The first adult to face criminal charges related to the teen rape case in Steubenville, Ohio, appeared in Jefferson County Court Wednesday afternoon. William Rhinaman, technology director at Steubenville City Schools, is charged with tampering with evidence, obstructing justice, and lying under oath. He was freed on $25,000 bond after pleading not guilty.
Charges against others could yet come, as a grand jury continues to investigate whether anyone broke laws in the aftermath of the case, in which two boys were found guilty last March of raping a 16-year-old girl about seven months before.
The case, in which images of the girl circulated on social media after the rapes, raised questions about whether some students and school officials tried to protect the boys because of their status as football players.
“Our goal remains to uncover the truth, and our investigation continues,” Ohio Attorney General Mike DeWine said in a statement Oct. 7.
The indictment offers another opportunity for the Steubenville case to spark commitment in schools to step up training so that adults know their responsibilities, and better yet, take a preventive approach to teen sexual violence, advocates and academic experts say.
“Sexual violence happens frequently, and having the support of the attorney general, having that grand jury… sends a strong message that it will be taken seriously and there will be strong consequences” when school officials violate laws in how they respond, says Katie Hanna, executive director of the Ohio Alliance to End Sexual Violence, based in Cleveland.
The Alliance is promoting an upcoming training for Ohio school athletics staff called Coaching Boys into Men, a curriculum developed by Futures Without Violence in San Francisco. The goal, Ms. Hanna says, is to “build a network of coaches around the state who say, ‘We don’t stand for that [sexual violence]. We know the victims are more important.’ ”
It’s important to highlight students and coaches who do the right thing, Hanna says. For instance, in Circleville, Ohio, a football player recently told an assistant coach that he overheard other players talking about a video of sex acts with a teen girl who didn’t know a recording was being made, according to the Columbus Dispatch. The school reported it to law enforcement and two football players were charged.
Nearly 1 in 10 youths ages 14 to 21 reported having forced some type of sexual contact, ranging from kissing to intercourse, on another person in their lifetime, according to a US survey of just over 1,000 people, published by JAMA Pediatrics.
As with bullying and other forms of violence, young people are not very likely to report sexual violence to school officials, either because they fear retribution or because they don’t believe the adults will respond effectively, says Usha Tummala-Narra, a psychologist, trauma expert, and professor at Boston College.
While some adults will take the initiative to earn the trust of students and help them, many others “are not necessarily open to hearing about abuse or violence,” she says, not because they don’t care, but because “they are often not given resources to know what to do with that information.”

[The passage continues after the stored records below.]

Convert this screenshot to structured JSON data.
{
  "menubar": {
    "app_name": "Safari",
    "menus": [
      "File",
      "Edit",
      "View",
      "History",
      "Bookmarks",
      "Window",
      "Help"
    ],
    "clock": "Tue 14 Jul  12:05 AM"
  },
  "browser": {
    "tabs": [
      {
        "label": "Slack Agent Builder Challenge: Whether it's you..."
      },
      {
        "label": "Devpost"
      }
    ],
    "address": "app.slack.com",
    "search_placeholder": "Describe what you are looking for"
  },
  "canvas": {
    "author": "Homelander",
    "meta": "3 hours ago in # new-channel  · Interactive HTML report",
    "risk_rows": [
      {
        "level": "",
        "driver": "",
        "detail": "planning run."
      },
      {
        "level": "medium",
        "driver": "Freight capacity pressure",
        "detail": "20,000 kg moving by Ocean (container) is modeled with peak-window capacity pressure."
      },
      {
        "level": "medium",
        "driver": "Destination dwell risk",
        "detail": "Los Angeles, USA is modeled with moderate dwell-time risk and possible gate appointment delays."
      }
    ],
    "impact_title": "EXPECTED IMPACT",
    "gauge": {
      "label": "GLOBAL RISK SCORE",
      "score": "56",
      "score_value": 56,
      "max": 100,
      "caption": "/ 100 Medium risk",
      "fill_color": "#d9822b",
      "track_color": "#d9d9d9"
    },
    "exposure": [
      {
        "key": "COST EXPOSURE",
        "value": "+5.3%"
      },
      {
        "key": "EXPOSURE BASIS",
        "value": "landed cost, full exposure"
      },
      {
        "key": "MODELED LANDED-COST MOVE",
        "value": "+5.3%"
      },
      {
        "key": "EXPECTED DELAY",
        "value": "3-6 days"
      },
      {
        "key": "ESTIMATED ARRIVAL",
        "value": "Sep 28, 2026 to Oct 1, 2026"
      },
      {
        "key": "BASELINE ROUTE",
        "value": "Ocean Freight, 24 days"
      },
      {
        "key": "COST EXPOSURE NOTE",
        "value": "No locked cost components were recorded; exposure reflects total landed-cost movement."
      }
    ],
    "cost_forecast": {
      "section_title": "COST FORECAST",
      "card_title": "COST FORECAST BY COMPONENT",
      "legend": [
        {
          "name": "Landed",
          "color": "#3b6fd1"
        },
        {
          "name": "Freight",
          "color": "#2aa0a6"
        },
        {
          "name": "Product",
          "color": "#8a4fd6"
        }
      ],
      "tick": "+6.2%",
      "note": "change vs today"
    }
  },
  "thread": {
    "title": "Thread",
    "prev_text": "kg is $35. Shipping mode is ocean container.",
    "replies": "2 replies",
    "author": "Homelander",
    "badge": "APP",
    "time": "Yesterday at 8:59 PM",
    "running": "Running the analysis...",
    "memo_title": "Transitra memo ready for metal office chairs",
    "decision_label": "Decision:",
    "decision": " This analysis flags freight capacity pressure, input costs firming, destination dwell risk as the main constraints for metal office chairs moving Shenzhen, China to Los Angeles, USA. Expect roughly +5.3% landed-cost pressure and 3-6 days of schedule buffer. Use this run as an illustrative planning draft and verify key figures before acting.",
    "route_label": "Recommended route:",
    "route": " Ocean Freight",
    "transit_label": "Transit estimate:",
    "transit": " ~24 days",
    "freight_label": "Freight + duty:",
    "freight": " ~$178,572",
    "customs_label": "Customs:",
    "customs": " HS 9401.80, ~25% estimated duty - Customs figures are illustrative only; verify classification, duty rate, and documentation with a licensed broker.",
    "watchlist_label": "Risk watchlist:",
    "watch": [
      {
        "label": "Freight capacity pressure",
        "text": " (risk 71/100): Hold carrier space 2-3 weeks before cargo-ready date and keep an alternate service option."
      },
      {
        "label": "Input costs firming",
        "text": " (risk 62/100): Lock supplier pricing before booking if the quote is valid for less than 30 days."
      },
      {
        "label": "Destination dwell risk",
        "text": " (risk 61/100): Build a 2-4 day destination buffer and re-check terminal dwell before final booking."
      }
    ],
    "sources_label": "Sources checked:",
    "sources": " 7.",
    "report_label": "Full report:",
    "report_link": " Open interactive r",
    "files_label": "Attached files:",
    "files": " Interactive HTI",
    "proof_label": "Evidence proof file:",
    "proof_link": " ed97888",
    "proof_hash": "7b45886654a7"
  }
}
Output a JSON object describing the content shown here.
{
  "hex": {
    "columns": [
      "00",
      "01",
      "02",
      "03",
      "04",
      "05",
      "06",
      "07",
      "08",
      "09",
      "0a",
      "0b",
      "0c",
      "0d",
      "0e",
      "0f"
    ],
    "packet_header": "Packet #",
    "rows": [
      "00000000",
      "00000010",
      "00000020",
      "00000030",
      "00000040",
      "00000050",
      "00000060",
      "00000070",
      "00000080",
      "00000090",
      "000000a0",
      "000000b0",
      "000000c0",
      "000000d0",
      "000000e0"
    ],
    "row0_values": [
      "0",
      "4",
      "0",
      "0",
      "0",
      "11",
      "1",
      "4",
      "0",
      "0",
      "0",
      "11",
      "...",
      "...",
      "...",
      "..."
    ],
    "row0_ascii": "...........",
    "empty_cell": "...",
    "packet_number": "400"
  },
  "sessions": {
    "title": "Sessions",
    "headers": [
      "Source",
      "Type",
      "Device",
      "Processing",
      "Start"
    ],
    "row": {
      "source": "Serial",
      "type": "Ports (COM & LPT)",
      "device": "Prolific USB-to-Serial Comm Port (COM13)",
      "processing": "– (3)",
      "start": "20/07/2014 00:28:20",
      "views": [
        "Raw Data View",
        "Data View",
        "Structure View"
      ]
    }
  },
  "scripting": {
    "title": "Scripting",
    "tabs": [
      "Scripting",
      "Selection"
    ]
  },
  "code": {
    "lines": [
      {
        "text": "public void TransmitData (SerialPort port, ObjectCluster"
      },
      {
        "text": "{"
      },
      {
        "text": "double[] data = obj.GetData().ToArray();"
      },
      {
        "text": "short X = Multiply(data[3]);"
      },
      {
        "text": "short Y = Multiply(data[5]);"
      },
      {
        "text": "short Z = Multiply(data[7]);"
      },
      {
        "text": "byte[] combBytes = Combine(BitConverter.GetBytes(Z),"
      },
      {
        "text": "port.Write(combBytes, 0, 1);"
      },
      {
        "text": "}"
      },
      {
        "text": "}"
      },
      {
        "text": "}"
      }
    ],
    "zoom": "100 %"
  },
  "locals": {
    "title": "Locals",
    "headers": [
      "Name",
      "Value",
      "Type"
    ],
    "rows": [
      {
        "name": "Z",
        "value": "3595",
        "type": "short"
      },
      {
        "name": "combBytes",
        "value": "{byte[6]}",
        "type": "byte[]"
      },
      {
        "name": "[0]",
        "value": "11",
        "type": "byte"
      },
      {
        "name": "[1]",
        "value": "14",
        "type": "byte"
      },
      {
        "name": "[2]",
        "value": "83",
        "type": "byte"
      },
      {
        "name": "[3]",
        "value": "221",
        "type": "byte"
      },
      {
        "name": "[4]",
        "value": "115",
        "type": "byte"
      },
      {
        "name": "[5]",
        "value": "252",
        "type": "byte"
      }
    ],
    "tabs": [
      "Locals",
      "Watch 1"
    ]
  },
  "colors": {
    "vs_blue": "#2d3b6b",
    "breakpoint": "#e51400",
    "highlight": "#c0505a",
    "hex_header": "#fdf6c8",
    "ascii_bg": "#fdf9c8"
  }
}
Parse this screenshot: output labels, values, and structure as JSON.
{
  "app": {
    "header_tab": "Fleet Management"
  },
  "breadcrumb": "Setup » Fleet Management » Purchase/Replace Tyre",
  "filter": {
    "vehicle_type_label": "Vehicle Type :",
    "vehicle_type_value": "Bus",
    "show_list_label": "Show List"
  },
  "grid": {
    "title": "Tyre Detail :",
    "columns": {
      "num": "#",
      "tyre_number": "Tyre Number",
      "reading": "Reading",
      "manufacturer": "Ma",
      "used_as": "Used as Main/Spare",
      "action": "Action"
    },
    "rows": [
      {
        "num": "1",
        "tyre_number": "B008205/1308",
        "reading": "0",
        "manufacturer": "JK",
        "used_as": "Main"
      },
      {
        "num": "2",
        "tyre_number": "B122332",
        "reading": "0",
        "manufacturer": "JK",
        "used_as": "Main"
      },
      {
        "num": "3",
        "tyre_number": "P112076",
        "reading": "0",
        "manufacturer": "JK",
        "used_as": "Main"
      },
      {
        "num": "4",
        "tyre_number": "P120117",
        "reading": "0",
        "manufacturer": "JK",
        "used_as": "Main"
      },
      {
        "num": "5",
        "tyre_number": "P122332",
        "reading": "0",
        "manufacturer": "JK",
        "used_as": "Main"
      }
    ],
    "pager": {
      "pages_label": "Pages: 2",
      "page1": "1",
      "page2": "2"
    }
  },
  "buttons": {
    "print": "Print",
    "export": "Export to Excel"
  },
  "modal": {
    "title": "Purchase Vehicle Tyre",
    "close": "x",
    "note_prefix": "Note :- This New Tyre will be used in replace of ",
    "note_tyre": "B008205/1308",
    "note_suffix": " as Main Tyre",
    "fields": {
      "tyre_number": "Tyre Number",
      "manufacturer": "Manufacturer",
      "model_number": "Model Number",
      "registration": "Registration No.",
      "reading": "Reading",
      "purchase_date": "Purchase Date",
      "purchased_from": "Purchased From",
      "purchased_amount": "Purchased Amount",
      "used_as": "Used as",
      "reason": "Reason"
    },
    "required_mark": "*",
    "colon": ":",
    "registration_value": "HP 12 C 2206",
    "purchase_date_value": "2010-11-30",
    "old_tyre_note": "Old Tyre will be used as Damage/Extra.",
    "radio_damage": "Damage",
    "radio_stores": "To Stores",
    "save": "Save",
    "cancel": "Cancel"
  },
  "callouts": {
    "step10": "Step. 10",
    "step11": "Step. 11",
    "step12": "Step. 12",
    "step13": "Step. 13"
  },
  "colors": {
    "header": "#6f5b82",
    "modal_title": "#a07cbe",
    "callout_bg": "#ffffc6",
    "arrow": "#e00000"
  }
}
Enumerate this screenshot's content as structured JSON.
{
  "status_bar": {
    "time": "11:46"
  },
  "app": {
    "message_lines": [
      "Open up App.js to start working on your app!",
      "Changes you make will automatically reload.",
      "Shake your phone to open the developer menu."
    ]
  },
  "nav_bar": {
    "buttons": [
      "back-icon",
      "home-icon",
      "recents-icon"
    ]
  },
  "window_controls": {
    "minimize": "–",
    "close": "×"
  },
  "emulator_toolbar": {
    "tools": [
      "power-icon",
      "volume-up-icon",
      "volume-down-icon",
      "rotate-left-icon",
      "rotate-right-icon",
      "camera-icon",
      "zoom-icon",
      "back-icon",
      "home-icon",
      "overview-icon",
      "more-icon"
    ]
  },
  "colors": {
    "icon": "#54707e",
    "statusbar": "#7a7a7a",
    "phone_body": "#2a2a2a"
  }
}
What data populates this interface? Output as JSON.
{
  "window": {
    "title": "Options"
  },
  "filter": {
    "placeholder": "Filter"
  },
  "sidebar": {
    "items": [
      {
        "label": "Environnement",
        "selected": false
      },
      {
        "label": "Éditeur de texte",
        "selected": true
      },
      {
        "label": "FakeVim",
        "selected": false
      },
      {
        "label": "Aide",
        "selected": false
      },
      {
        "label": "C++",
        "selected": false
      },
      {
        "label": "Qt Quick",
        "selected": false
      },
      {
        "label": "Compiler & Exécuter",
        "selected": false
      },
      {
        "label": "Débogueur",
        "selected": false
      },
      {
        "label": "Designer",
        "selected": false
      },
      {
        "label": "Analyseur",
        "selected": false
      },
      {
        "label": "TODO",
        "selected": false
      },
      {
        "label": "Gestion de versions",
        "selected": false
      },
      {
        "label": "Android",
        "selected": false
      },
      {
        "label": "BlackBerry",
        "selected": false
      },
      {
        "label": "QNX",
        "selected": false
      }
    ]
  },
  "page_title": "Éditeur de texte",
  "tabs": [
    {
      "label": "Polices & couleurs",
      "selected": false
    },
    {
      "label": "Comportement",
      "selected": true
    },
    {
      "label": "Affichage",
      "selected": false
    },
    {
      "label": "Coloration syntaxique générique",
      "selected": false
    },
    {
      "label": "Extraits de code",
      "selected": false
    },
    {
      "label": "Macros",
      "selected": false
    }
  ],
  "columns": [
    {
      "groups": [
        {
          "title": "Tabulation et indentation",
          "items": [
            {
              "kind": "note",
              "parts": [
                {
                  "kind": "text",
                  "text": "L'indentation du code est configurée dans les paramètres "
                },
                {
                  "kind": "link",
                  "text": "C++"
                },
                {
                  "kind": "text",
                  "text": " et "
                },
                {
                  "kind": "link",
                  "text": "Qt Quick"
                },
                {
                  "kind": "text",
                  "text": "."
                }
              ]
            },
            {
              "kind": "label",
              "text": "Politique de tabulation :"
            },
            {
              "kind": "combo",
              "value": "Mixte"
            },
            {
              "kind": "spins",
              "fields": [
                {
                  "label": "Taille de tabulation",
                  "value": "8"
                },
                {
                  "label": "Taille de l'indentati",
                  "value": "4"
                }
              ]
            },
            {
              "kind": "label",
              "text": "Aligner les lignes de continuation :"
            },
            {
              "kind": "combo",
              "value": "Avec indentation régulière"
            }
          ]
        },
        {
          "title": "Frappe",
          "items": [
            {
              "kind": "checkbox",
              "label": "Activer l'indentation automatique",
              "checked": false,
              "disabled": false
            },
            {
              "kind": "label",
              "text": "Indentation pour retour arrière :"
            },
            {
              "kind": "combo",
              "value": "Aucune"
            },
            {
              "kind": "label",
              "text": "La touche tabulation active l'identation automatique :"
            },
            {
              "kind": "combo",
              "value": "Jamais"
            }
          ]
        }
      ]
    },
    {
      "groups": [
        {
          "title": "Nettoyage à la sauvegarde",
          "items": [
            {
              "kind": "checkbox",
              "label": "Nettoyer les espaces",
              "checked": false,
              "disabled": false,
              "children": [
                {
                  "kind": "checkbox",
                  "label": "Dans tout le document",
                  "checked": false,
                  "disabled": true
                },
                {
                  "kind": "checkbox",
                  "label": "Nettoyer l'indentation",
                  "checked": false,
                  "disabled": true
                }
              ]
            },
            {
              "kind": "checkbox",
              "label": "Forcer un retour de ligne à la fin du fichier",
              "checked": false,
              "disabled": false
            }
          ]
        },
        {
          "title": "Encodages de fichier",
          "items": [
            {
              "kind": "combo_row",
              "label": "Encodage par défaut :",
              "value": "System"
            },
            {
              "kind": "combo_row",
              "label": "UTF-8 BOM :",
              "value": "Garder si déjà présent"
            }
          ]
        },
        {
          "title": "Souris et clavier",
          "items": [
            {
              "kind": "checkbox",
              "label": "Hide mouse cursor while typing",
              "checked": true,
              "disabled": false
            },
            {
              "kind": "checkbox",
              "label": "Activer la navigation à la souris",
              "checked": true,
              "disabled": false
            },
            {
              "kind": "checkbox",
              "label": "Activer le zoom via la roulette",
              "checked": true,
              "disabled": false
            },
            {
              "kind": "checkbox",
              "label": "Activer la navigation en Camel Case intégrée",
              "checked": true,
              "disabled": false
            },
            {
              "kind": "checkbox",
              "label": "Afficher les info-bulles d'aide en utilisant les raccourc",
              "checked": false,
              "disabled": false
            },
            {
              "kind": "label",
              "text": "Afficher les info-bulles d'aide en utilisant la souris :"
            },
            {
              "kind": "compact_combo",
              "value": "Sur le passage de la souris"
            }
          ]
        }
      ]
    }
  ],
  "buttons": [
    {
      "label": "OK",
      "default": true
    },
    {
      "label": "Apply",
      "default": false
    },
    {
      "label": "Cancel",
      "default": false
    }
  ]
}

Criminal indictments like the one in Steubenville can send a message, but they won’t change things unless they are accompanied by more support for educators, Professor Tummala-Narra says.
The Steubenville Board of Education said in an Oct. 8 statement that it would “continue to cooperate fully with law enforcement authorities in their on-going investigation” and that “Mr. Rhinaman will be placed on a leave of absence effective immediately, pending the outcome of the criminal case.”
The indictment alleges that Rhinaman tampered with evidence beginning the night of the rapes, which occurred after a party that involved heavy drinking, including by the victim, who became incapacitated. It also says he tried to stand in the way of an official’s work and tried to stop the prosecution of someone in the case.
Material from Associated Press was used in this report.